Who we are and how we look are two separate things. We can love who we are but still be unhappy with certain aspects of our appearance. Since our genes give us limited and random physical traits, many people make cosmetic adjustments in an attempt to match their appearance with who they are.
DNA may give us the option of four different hair colors but chemicals can give us any color we wish. You may have inherited a large nose but a good surgeon can reshape it any way you like.
Cosmetic procedures are not always the result of insecurity; they can make people more comfortable with their body or allow self expression. When people choose surgery, the value of their character or their new body should not be up for debate-it is their business alone.
Whether you are “natural” or “fake” should not matter. All beauty should be celebrated, whether it comes from a scalpel or a strand of DNA.
Just when you think there can’t be a worse love story than Twilight, someone decides to give Edward a whip and handcuffs.
For those who have somehow managed to avoid the steamy trailers for this book-turned-movie, “Fifty Shades of Grey” is author E L James’ Twilight-BDSM fanfiction. The so-called “erotic romance” replaces Edward and Bella with another equally frustrating couple, that of Christian Grey and Anastasia Steele. The two fall in love, their relationship complicating as Ana tries to comes to terms with Christian’s unusual sexual habits.
Besides being dull and poorly-written (sappy dialogue and awkward sex galore), the book is also jam-packed with negative gender stereotypes that lead to casual relationship abuse.
Relationships rely on a healthy balance between two people and boy are Ana and Christian riding a dangerous seesaw. Mr. Grey is the ultimate alpha male: a gorgeous, rich, and influential playboy. Ana, in stark contrast, is virginal, insecure, and clumsy. The polarity of their gender roles is painfully unrealistic and sexist.This power dynamic, resembling that of hunter and prey, is what often leads to abusive relationships.

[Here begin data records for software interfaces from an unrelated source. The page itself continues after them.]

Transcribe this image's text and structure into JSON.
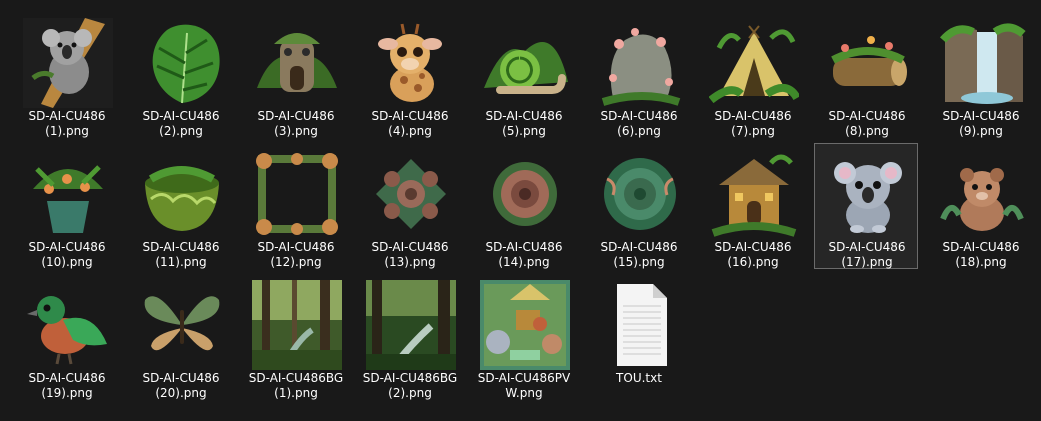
{
  "files": [
    {
      "line1": "SD-AI-CU486",
      "line2": "(1).png",
      "icon": "koala-on-branch-icon"
    },
    {
      "line1": "SD-AI-CU486",
      "line2": "(2).png",
      "icon": "monstera-leaf-icon"
    },
    {
      "line1": "SD-AI-CU486",
      "line2": "(3).png",
      "icon": "jungle-hut-icon"
    },
    {
      "line1": "SD-AI-CU486",
      "line2": "(4).png",
      "icon": "baby-giraffe-icon"
    },
    {
      "line1": "SD-AI-CU486",
      "line2": "(5).png",
      "icon": "snail-icon"
    },
    {
      "line1": "SD-AI-CU486",
      "line2": "(6).png",
      "icon": "flowered-rock-icon"
    },
    {
      "line1": "SD-AI-CU486",
      "line2": "(7).png",
      "icon": "teepee-tent-icon"
    },
    {
      "line1": "SD-AI-CU486",
      "line2": "(8).png",
      "icon": "mossy-log-icon"
    },
    {
      "line1": "SD-AI-CU486",
      "line2": "(9).png",
      "icon": "waterfall-icon"
    },
    {
      "line1": "SD-AI-CU486",
      "line2": "(10).png",
      "icon": "flower-pot-icon"
    },
    {
      "line1": "SD-AI-CU486",
      "line2": "(11).png",
      "icon": "green-bowl-icon"
    },
    {
      "line1": "SD-AI-CU486",
      "line2": "(12).png",
      "icon": "leaf-frame-icon"
    },
    {
      "line1": "SD-AI-CU486",
      "line2": "(13).png",
      "icon": "rose-cluster-icon"
    },
    {
      "line1": "SD-AI-CU486",
      "line2": "(14).png",
      "icon": "rose-icon"
    },
    {
      "line1": "SD-AI-CU486",
      "line2": "(15).png",
      "icon": "green-rose-icon"
    },
    {
      "line1": "SD-AI-CU486",
      "line2": "(16).png",
      "icon": "treehouse-icon"
    },
    {
      "line1": "SD-AI-CU486",
      "line2": "(17).png",
      "icon": "sitting-koala-icon",
      "selected": true
    },
    {
      "line1": "SD-AI-CU486",
      "line2": "(18).png",
      "icon": "bear-cub-icon"
    },
    {
      "line1": "SD-AI-CU486",
      "line2": "(19).png",
      "icon": "bird-icon"
    },
    {
      "line1": "SD-AI-CU486",
      "line2": "(20).png",
      "icon": "butterfly-icon"
    },
    {
      "line1": "SD-AI-CU486BG",
      "line2": "(1).png",
      "icon": "forest-background-icon"
    },
    {
      "line1": "SD-AI-CU486BG",
      "line2": "(2).png",
      "icon": "forest-stream-icon"
    },
    {
      "line1": "SD-AI-CU486PV",
      "line2": "W.png",
      "icon": "preview-collage-icon"
    },
    {
      "line1": "TOU.txt",
      "line2": "",
      "icon": "text-document-icon"
    }
  ],
  "colors": {
    "background": "#191919",
    "selection_border": "#6b6b6b",
    "label": "#ffffff"
  }
}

One person is weak and dependent on the other; this other is then free to take advantage of them.
Christian proudly boasts that he enjoys control over all things and knows what makes people tick, revealing himself as an expert manipulator. He insists on having his way, rarely expresses emotion (other than lust) and describes himself as broken and dangerous, drawing kind and curious women to him like a magnet.
Ana embodies the perfect victim, hopelessly insecure and with an under-developed personality. She is in awe of Christian, never feeling good enough and aching to please him lest he become angry or leave her. Although she is under constant stress, she remains, hoping to “fix” Christian and turn him from a dark knight to a shining one.

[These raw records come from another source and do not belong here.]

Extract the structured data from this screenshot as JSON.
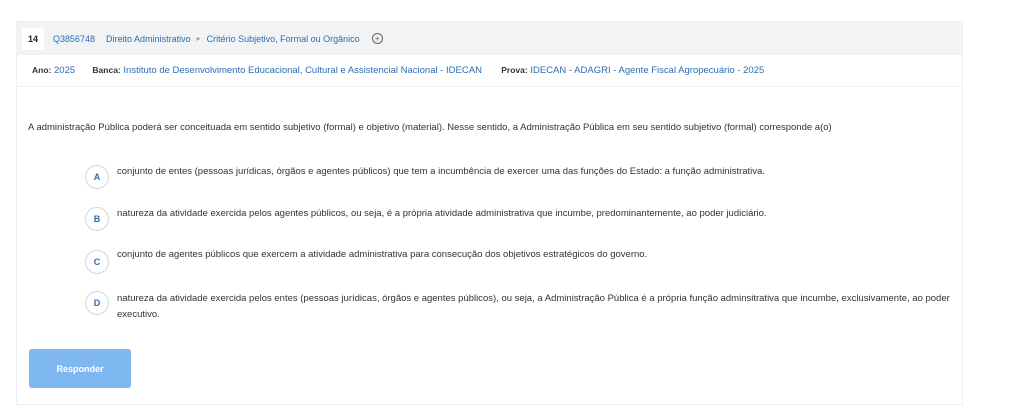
{
  "question": {
    "number": "14",
    "id": "Q3856748",
    "breadcrumb": [
      "Direito Administrativo",
      "Critério Subjetivo, Formal ou Orgânico"
    ],
    "add_icon": "plus-circle-icon"
  },
  "meta": {
    "ano_label": "Ano:",
    "ano_value": "2025",
    "banca_label": "Banca:",
    "banca_value": "Instituto de Desenvolvimento Educacional, Cultural e Assistencial Nacional - IDECAN",
    "prova_label": "Prova:",
    "prova_value": "IDECAN - ADAGRI - Agente Fiscal Agropecuário - 2025"
  },
  "statement": "A administração Pública poderá ser conceituada em sentido subjetivo (formal) e objetivo (material). Nesse sentido, a Administração Pública em seu sentido subjetivo (formal) corresponde a(o)",
  "options": [
    {
      "letter": "A",
      "text": "conjunto de entes (pessoas jurídicas, órgãos e agentes públicos) que tem a incumbência de exercer uma das funções do Estado: a função administrativa."
    },
    {
      "letter": "B",
      "text": "natureza da atividade exercida pelos agentes públicos, ou seja, é a própria atividade administrativa que incumbe, predominantemente, ao poder judiciário."
    },
    {
      "letter": "C",
      "text": "conjunto de agentes públicos que exercem a atividade administrativa para consecução dos objetivos estratégicos do governo."
    },
    {
      "letter": "D",
      "text": "natureza da atividade exercida pelos entes (pessoas jurídicas, órgãos e agentes públicos), ou seja, a Administração Pública é a própria função adminsitrativa que incumbe, exclusivamente, ao poder executivo."
    }
  ],
  "submit_label": "Responder",
  "colors": {
    "accent": "#2c6db0",
    "button": "#7fb7f0",
    "header_bg": "#f1f3f5"
  }
}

These stereotypes make the characters dismally one-dimensional, regardless of how much the author tries to give them depth. The story revolves entirely around their relationship, suggesting that they have nothing else going on in their life. The pair are disturbingly obsessed with each other; Christian tries to pass off his stalking as “protectiveness”, while Ana’s thoughts are a constant stream of incoherent worship.

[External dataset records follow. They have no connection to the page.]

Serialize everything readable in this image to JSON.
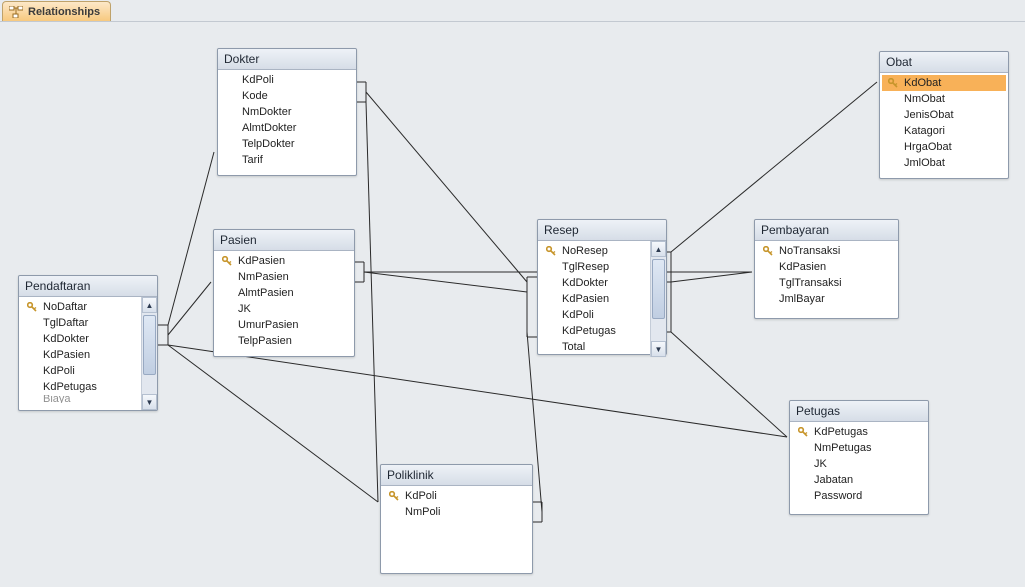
{
  "tab": {
    "title": "Relationships"
  },
  "tables": {
    "pendaftaran": {
      "title": "Pendaftaran",
      "fields": [
        {
          "name": "NoDaftar",
          "pk": true
        },
        {
          "name": "TglDaftar",
          "pk": false
        },
        {
          "name": "KdDokter",
          "pk": false
        },
        {
          "name": "KdPasien",
          "pk": false
        },
        {
          "name": "KdPoli",
          "pk": false
        },
        {
          "name": "KdPetugas",
          "pk": false
        },
        {
          "name": "Biaya",
          "pk": false
        }
      ]
    },
    "dokter": {
      "title": "Dokter",
      "fields": [
        {
          "name": "KdPoli",
          "pk": false
        },
        {
          "name": "Kode",
          "pk": false
        },
        {
          "name": "NmDokter",
          "pk": false
        },
        {
          "name": "AlmtDokter",
          "pk": false
        },
        {
          "name": "TelpDokter",
          "pk": false
        },
        {
          "name": "Tarif",
          "pk": false
        }
      ]
    },
    "pasien": {
      "title": "Pasien",
      "fields": [
        {
          "name": "KdPasien",
          "pk": true
        },
        {
          "name": "NmPasien",
          "pk": false
        },
        {
          "name": "AlmtPasien",
          "pk": false
        },
        {
          "name": "JK",
          "pk": false
        },
        {
          "name": "UmurPasien",
          "pk": false
        },
        {
          "name": "TelpPasien",
          "pk": false
        }
      ]
    },
    "poliklinik": {
      "title": "Poliklinik",
      "fields": [
        {
          "name": "KdPoli",
          "pk": true
        },
        {
          "name": "NmPoli",
          "pk": false
        }
      ]
    },
    "resep": {
      "title": "Resep",
      "fields": [
        {
          "name": "NoResep",
          "pk": true
        },
        {
          "name": "TglResep",
          "pk": false
        },
        {
          "name": "KdDokter",
          "pk": false
        },
        {
          "name": "KdPasien",
          "pk": false
        },
        {
          "name": "KdPoli",
          "pk": false
        },
        {
          "name": "KdPetugas",
          "pk": false
        },
        {
          "name": "Total",
          "pk": false
        }
      ]
    },
    "obat": {
      "title": "Obat",
      "fields": [
        {
          "name": "KdObat",
          "pk": true
        },
        {
          "name": "NmObat",
          "pk": false
        },
        {
          "name": "JenisObat",
          "pk": false
        },
        {
          "name": "Katagori",
          "pk": false
        },
        {
          "name": "HrgaObat",
          "pk": false
        },
        {
          "name": "JmlObat",
          "pk": false
        }
      ]
    },
    "pembayaran": {
      "title": "Pembayaran",
      "fields": [
        {
          "name": "NoTransaksi",
          "pk": true
        },
        {
          "name": "KdPasien",
          "pk": false
        },
        {
          "name": "TglTransaksi",
          "pk": false
        },
        {
          "name": "JmlBayar",
          "pk": false
        }
      ]
    },
    "petugas": {
      "title": "Petugas",
      "fields": [
        {
          "name": "KdPetugas",
          "pk": true
        },
        {
          "name": "NmPetugas",
          "pk": false
        },
        {
          "name": "JK",
          "pk": false
        },
        {
          "name": "Jabatan",
          "pk": false
        },
        {
          "name": "Password",
          "pk": false
        }
      ]
    }
  }
}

In respects to the use of sexual consent, Ana’s ditsy narration offers little clarity; we never really know whether she wants to do something or not-maybe she doesn’t know either. Christian, of course, does what he does best and takes advantage of this, insisting on using consent and then ditching the idea whenever his loins ignite.
“Fifty Shades of Grey” was intended for mature audiences for a reason-adults will easily see through the frivolous plot and unrealistic relationship, but they’re not the only ones reading it. Teenagers passing the book around or sneaking in to watch the Rated R film can and will assimilate these dangerous ideas into their life.
Romanticizing unhealthy relationship standards encourages women to be meek and normalizes aggression in males, the foundations of relationship violence. Abuse is abuse, no matter how romantic it might appear through heart-shaped glasses.